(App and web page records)
= Beginning of Section =

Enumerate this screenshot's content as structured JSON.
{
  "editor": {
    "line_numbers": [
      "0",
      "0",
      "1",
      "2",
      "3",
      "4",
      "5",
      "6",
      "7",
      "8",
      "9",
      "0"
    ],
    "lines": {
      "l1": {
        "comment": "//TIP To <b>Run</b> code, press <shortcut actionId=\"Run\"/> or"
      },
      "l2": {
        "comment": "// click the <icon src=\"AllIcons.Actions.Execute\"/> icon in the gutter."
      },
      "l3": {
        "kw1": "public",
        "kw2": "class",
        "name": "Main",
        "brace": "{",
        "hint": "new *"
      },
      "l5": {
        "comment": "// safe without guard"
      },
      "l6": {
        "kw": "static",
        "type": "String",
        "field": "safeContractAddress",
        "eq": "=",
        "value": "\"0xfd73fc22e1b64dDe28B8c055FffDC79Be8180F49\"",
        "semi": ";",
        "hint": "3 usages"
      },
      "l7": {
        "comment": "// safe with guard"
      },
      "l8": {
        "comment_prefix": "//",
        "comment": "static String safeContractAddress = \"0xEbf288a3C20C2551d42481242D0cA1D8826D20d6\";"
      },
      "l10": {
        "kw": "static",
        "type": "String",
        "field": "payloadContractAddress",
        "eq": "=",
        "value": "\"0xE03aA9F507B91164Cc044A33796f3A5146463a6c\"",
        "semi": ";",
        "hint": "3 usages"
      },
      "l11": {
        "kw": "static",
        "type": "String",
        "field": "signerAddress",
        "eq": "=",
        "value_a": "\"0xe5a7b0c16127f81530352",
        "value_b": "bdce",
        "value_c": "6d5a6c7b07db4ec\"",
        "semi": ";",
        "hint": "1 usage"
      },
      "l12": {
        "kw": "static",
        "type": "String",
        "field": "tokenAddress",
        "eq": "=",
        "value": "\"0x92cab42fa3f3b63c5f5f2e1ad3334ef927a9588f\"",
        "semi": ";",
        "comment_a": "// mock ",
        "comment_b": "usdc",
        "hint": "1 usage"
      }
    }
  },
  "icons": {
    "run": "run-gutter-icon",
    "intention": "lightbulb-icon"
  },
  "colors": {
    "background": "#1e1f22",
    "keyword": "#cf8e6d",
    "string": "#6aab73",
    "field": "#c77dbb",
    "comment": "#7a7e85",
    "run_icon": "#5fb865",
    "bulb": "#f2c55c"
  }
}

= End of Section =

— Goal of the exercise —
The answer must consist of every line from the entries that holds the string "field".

— Response box —
        "field": "safeContractAddress",
        "field": "payloadContractAddress",
        "field": "signerAddress",
        "field": "tokenAddress",
    "field": "#c77dbb",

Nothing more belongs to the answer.